If you can’t decide which one to use, use “further” because “farther” has some restrictions.

In ambiguous cases, resources say it doesn’t matter which word you choose. The Oxford English Dictionary, Fowler’s Modern English Usage(British usage), and a number of other sources say that, in most cases, it’s fine to use “further” and “farther” interchangeably, especially when the distinction isn’t clear.

I read that Garner’s Modern American Usage (1) states that in British English, although it’s more common for speakers to use “farther” for physical distance, they will regularly use either “further” or “farther” for figurative distance.

Finally, if you’re interested in the history of usage, “further” seems to be the older word. Merriam-Webster Dictionary of English Usage (2) says it was 1906 when the first usage guide defined a distinction between “further” and “farther.”


1. Garner, B. Garner’s Modern American Usage, 3rd Edition. Oxford University Press, 2009.

2. Merriam-Webster’s Dictionary of English Usage. Springfield: Merriam-Webster, 1994.

More examples:


Farther shows a relation to physical distance.
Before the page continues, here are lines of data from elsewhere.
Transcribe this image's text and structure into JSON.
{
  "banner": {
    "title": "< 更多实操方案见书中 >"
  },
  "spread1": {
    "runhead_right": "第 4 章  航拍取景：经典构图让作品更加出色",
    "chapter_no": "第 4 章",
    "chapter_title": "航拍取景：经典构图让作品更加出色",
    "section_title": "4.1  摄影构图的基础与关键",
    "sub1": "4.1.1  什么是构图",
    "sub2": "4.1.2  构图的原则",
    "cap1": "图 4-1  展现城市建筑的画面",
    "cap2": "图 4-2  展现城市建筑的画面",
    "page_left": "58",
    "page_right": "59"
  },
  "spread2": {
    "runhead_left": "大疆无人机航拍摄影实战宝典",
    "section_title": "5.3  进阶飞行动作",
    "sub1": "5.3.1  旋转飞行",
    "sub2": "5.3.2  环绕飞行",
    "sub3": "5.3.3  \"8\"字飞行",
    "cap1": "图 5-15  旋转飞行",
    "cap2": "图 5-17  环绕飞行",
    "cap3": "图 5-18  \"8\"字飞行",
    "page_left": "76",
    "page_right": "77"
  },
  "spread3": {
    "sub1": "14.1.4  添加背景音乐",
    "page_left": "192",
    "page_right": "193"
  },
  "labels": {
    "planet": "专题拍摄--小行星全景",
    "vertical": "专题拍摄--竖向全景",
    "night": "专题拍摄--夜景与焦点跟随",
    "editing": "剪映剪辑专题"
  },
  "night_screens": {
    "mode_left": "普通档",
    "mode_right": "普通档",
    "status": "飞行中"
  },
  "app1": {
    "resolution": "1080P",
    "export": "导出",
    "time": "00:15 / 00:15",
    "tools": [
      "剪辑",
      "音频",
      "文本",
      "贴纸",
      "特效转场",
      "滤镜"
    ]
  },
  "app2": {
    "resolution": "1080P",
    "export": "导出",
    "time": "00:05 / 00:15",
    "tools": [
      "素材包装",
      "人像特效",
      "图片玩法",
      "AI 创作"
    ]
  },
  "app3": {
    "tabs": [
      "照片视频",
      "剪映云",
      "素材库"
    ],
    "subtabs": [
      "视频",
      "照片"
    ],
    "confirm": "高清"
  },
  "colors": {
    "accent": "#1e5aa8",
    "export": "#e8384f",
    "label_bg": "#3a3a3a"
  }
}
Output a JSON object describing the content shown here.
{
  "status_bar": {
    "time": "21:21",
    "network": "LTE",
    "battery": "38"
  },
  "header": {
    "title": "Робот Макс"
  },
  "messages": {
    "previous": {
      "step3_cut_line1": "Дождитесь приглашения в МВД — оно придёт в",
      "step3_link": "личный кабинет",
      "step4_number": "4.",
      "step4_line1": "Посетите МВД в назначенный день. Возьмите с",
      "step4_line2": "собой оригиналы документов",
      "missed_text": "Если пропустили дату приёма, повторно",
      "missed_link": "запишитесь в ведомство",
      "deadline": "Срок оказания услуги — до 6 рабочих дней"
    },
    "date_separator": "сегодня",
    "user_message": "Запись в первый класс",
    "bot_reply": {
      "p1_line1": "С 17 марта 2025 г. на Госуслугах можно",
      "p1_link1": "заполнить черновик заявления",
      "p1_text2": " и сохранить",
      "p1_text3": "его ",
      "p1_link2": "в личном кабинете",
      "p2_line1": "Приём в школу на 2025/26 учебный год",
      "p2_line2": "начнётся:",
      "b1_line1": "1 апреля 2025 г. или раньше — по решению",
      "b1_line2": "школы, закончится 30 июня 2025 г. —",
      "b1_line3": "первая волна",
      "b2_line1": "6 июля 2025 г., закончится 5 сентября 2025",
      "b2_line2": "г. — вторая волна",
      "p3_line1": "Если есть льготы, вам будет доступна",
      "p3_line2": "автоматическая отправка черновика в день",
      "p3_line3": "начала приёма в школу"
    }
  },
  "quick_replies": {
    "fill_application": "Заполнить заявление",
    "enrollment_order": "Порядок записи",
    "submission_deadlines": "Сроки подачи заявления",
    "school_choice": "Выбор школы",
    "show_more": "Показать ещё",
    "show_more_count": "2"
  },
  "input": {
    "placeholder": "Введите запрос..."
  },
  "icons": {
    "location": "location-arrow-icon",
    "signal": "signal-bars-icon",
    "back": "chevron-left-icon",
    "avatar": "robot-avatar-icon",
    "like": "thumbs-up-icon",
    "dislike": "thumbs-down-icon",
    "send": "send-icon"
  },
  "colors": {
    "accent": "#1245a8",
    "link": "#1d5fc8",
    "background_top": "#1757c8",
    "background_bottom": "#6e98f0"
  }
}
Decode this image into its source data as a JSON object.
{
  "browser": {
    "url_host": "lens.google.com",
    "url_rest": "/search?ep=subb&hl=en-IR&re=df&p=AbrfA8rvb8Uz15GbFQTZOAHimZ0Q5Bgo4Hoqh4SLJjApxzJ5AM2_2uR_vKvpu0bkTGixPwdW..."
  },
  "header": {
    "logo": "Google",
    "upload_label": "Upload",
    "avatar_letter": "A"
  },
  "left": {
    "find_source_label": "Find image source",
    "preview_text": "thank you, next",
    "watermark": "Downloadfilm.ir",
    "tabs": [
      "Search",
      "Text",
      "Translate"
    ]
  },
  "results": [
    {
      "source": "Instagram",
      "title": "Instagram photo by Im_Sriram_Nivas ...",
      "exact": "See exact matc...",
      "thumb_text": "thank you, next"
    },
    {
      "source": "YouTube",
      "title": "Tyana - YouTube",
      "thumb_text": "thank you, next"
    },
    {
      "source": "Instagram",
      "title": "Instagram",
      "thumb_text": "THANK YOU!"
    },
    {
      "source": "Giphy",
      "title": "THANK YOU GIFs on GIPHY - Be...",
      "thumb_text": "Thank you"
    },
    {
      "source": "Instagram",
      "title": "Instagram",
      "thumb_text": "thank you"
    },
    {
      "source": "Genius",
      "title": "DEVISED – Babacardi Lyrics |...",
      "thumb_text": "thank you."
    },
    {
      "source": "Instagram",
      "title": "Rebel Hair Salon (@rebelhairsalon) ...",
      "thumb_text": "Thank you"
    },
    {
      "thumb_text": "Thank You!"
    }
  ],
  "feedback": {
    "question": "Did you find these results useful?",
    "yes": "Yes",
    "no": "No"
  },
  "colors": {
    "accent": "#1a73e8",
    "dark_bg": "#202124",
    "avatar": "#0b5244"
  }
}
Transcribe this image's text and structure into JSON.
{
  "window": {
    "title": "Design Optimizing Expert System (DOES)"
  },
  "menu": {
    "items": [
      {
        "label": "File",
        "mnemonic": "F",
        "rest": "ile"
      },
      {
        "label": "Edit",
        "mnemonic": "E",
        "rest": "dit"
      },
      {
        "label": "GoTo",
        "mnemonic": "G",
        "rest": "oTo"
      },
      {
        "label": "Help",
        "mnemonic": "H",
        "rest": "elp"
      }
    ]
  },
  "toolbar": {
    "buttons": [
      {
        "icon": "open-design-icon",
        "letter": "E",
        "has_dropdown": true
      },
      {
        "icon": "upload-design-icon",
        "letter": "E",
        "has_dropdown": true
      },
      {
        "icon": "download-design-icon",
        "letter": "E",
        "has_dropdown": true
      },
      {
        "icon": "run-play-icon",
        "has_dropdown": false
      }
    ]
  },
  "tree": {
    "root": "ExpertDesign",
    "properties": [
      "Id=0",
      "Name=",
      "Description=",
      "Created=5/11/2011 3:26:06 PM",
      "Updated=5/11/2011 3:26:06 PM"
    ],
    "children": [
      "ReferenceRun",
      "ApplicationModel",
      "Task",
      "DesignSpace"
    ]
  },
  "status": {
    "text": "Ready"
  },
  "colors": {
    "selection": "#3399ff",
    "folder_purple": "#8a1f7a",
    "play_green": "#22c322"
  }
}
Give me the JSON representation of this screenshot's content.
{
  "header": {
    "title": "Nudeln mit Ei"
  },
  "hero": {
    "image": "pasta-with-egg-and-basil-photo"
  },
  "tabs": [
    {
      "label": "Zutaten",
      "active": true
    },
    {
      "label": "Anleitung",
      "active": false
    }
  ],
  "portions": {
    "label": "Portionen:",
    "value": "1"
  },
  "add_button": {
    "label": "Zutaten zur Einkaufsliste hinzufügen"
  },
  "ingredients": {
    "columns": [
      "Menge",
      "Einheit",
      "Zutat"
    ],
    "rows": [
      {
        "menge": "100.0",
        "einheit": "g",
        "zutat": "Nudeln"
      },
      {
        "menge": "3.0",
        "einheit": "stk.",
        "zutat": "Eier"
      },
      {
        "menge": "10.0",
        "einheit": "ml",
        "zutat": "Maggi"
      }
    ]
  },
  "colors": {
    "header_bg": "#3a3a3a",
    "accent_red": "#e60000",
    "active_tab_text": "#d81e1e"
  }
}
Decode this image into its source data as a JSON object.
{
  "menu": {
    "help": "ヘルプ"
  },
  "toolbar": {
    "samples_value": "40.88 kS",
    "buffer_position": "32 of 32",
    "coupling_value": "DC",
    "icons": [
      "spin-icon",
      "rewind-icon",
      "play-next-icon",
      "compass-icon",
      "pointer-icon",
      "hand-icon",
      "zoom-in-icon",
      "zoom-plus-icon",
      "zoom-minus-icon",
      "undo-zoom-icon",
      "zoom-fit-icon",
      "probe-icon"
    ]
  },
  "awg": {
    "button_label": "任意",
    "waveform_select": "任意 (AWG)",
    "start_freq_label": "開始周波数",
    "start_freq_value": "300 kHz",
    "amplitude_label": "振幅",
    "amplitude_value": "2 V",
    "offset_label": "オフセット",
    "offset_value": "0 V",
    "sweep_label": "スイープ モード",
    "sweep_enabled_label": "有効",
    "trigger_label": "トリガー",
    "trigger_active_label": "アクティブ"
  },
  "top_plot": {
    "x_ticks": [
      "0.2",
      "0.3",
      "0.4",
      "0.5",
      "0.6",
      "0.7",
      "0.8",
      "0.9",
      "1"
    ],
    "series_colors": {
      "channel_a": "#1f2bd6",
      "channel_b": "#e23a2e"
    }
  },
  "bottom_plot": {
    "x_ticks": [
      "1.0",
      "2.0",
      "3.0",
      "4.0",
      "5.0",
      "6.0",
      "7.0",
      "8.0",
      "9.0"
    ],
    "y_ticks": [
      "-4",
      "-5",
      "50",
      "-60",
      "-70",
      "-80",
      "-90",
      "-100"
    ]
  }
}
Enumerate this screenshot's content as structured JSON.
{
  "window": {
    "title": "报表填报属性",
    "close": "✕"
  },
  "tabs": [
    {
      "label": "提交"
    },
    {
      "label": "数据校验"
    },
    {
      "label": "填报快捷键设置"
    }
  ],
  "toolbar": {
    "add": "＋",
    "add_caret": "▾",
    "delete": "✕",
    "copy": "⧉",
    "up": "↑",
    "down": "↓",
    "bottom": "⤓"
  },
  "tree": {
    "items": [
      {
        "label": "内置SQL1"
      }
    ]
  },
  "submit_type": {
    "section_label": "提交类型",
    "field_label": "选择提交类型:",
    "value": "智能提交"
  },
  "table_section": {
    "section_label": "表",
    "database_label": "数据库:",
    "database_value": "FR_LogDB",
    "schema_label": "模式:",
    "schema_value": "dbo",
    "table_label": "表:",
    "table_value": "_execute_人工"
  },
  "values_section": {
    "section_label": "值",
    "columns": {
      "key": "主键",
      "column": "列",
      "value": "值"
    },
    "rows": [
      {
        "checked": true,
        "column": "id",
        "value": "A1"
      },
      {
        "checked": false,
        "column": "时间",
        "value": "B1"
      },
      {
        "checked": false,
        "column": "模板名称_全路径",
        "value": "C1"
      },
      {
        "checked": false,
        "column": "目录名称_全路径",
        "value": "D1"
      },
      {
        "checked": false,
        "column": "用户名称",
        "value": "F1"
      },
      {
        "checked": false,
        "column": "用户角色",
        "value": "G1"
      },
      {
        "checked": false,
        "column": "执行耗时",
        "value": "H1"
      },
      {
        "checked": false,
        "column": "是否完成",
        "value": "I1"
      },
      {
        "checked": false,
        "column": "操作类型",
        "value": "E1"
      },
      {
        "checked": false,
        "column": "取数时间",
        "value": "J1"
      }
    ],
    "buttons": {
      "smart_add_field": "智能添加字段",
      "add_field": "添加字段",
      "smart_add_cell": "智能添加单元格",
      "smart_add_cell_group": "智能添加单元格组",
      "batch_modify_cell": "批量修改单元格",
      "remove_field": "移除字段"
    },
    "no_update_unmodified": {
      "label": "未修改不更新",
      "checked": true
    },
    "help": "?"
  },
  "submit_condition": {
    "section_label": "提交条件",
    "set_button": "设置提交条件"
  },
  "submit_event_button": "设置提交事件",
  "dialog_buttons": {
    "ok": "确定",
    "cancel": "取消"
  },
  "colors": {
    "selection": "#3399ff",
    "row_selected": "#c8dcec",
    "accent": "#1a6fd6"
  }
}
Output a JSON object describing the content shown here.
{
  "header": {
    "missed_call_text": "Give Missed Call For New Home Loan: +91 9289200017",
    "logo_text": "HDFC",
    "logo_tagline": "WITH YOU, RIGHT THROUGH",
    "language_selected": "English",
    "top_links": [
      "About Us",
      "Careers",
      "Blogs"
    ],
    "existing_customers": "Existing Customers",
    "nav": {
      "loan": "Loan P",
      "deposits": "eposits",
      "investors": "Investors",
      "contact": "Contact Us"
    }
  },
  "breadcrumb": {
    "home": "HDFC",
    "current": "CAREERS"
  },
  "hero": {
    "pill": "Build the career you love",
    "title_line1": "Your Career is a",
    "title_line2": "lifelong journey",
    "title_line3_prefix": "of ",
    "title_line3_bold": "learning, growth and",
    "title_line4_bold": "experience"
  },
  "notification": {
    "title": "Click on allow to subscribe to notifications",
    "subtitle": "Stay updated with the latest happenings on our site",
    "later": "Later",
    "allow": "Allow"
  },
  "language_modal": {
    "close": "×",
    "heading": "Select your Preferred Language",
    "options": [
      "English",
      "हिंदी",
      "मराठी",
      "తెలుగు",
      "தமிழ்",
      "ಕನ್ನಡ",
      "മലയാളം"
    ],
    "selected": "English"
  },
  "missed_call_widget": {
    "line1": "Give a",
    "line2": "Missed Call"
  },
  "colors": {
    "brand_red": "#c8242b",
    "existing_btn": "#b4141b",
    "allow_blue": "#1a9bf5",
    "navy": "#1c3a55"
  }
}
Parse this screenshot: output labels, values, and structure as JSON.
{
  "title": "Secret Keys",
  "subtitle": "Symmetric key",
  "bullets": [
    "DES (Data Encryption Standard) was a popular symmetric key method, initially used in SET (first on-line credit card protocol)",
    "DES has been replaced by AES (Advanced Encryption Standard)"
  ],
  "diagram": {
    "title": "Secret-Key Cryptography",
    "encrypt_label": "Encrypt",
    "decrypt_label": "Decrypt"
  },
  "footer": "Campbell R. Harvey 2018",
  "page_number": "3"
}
If you can replace the word farther with “more miles” then you have done it correctly.

  • Our car drove farther than I thought it would on one tank of gas.
  • I wanted to run farther, but I became too exhausted.
  • Our house is farther away from the restaurant than yours.


Further relates to metaphorical distance or depth. It is a time, degree, or quantity. It is also another way of saying “additional.”

  • I asked that there be further discussion on the matter.
  • I need to look further into the logistics of moving farther from my office building.
  • I hope that gas prices drop further for our road trip vacation.

Links used in this article:






Answer key:

  1. farther
  2. further
  3. further
  4. farther
  5. farther, further
  6. further
  7. further
  8. farther
  9. further
  10. farther